* The input:
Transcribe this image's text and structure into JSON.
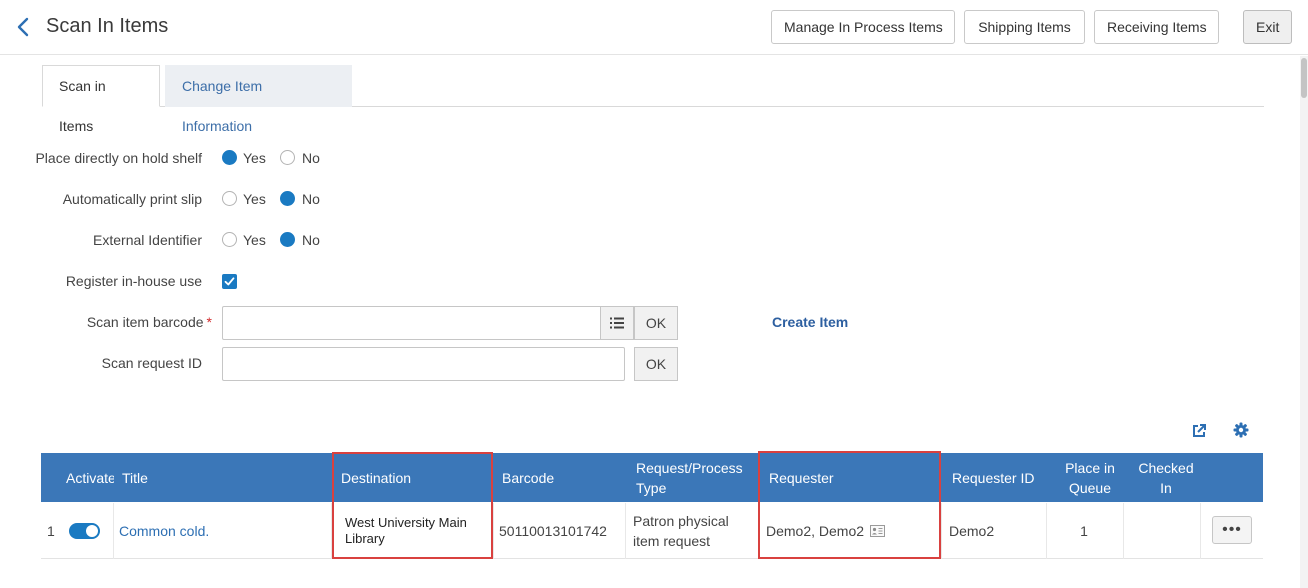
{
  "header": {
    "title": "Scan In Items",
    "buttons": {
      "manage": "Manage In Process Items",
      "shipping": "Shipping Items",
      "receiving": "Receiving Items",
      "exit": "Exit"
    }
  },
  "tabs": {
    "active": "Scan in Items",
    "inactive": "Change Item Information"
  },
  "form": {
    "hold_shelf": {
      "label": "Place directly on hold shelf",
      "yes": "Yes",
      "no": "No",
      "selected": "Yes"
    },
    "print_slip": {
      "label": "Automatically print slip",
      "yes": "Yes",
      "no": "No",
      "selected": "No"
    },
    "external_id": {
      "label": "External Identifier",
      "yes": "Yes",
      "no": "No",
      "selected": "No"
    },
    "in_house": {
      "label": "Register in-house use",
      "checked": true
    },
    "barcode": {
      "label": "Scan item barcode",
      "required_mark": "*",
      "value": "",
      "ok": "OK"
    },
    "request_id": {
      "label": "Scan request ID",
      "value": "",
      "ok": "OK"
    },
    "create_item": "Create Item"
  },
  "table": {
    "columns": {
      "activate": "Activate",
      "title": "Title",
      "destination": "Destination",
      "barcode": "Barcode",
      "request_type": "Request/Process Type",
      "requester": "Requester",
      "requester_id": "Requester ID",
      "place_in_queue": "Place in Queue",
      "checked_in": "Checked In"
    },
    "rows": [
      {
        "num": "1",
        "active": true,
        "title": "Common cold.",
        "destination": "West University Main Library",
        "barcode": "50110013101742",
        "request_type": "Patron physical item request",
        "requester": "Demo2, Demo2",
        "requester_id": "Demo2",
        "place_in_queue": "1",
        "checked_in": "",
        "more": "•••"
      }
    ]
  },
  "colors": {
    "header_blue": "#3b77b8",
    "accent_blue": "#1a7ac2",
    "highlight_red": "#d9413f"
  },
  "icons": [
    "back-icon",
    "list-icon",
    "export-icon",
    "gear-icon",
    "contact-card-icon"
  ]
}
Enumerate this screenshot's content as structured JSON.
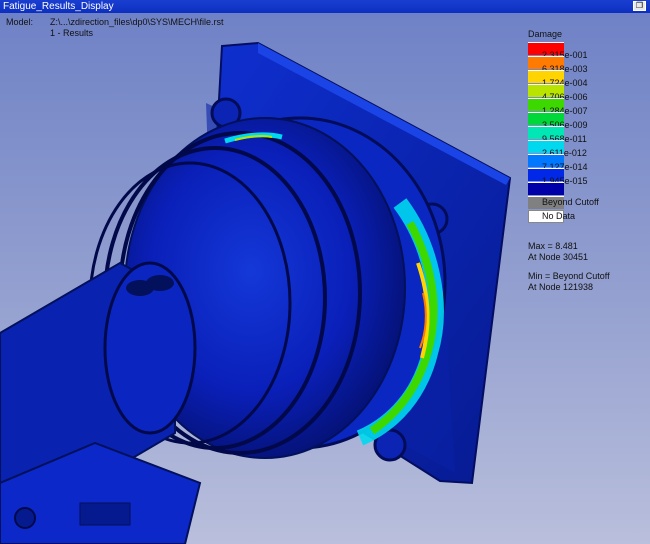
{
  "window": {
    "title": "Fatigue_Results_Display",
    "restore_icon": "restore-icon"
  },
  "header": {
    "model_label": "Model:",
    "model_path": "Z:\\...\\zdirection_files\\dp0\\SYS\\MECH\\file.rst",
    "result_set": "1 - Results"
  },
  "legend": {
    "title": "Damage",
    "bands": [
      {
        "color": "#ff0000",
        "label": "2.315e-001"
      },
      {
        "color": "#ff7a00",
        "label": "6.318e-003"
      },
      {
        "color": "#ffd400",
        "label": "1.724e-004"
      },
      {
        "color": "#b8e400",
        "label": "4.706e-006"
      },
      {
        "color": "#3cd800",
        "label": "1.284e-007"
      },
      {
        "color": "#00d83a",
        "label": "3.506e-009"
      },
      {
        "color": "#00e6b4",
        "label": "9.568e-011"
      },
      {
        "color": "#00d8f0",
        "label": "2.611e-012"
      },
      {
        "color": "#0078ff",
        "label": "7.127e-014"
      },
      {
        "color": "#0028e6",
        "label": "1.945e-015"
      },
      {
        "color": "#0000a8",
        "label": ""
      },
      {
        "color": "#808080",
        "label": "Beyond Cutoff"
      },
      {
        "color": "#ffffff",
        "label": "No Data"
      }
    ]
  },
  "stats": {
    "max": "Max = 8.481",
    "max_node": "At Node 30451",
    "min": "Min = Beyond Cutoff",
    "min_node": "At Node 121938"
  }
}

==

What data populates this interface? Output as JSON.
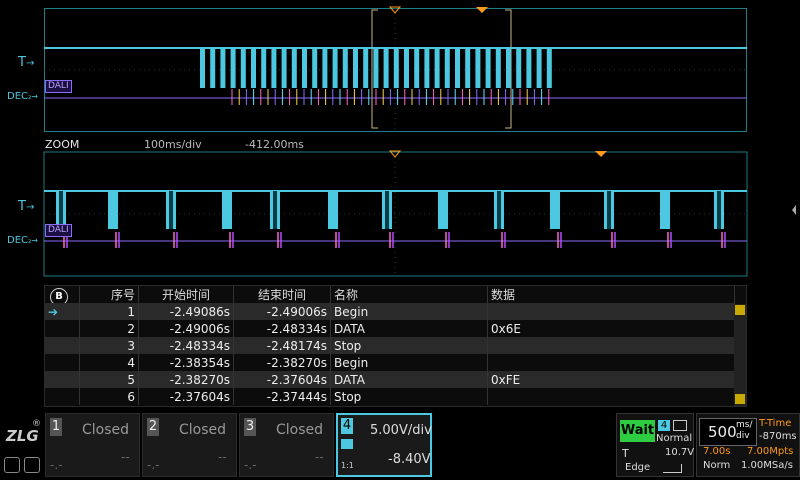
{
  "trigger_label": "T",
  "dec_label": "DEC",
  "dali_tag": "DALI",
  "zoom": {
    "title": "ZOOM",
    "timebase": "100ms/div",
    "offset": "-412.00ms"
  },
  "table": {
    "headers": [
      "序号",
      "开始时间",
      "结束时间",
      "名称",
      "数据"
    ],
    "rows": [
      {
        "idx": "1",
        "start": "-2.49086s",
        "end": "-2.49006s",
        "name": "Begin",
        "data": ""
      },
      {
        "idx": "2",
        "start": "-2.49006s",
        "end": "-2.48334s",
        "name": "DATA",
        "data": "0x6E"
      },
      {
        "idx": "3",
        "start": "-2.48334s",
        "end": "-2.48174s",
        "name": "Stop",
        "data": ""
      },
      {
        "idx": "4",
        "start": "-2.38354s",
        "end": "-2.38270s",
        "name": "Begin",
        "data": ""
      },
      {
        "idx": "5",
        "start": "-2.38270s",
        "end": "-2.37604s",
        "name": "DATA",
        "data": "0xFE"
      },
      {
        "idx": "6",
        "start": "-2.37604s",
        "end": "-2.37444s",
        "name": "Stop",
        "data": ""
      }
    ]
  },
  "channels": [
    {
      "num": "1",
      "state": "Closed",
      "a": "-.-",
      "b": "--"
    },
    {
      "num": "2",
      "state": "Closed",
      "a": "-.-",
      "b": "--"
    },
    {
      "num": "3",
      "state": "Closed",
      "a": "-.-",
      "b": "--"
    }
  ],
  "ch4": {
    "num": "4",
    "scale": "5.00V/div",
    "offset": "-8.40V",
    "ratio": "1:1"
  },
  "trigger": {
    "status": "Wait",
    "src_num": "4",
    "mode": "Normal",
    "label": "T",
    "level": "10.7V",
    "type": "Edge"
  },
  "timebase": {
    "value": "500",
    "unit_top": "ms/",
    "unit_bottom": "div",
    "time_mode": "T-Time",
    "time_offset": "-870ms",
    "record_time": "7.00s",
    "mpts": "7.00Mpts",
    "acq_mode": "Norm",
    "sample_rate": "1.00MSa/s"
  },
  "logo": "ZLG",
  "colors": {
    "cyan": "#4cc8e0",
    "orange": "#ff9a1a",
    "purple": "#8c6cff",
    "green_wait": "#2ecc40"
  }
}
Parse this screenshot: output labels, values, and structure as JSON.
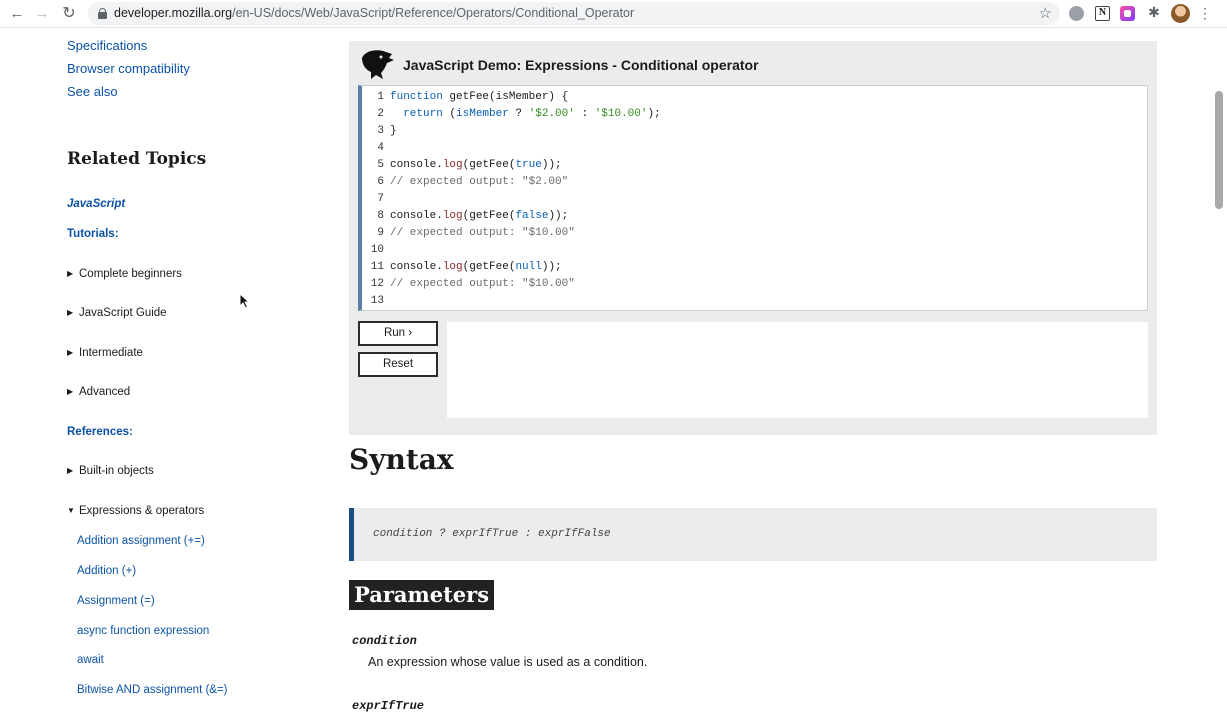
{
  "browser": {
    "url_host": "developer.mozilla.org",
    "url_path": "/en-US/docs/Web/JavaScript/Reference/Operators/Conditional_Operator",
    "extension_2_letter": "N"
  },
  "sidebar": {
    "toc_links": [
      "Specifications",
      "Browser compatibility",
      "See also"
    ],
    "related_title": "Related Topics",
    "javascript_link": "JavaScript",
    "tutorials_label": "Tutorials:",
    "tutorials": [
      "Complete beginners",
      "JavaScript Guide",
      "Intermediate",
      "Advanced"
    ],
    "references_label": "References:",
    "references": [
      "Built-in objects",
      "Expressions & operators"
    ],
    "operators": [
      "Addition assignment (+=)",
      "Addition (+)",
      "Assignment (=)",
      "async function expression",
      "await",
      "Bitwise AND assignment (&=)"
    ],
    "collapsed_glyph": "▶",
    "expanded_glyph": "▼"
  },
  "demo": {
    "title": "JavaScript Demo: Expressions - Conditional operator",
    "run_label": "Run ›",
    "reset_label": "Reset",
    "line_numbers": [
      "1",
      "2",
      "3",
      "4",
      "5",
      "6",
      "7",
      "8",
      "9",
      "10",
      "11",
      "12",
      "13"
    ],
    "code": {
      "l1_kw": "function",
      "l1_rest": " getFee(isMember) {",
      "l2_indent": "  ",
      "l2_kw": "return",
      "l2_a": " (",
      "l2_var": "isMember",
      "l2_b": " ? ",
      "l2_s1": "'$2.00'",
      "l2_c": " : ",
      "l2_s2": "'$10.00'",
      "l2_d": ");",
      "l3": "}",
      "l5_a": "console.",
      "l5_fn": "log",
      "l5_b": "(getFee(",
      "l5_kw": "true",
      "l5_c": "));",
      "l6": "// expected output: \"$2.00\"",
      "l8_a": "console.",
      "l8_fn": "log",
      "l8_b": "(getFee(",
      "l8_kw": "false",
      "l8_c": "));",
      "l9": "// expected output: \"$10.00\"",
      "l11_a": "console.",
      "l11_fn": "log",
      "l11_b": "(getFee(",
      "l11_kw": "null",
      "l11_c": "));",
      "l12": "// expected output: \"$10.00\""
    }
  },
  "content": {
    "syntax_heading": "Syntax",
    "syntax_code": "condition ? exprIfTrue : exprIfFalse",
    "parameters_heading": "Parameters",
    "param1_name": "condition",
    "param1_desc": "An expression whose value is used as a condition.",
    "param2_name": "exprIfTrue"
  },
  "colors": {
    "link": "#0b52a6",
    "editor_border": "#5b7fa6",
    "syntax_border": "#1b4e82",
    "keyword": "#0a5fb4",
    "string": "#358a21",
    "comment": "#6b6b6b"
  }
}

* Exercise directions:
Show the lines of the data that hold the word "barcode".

* Response below:
    "barcode": {
      "label": "Scan item barcode",
      "barcode": "Barcode",
        "barcode": "50110013101742",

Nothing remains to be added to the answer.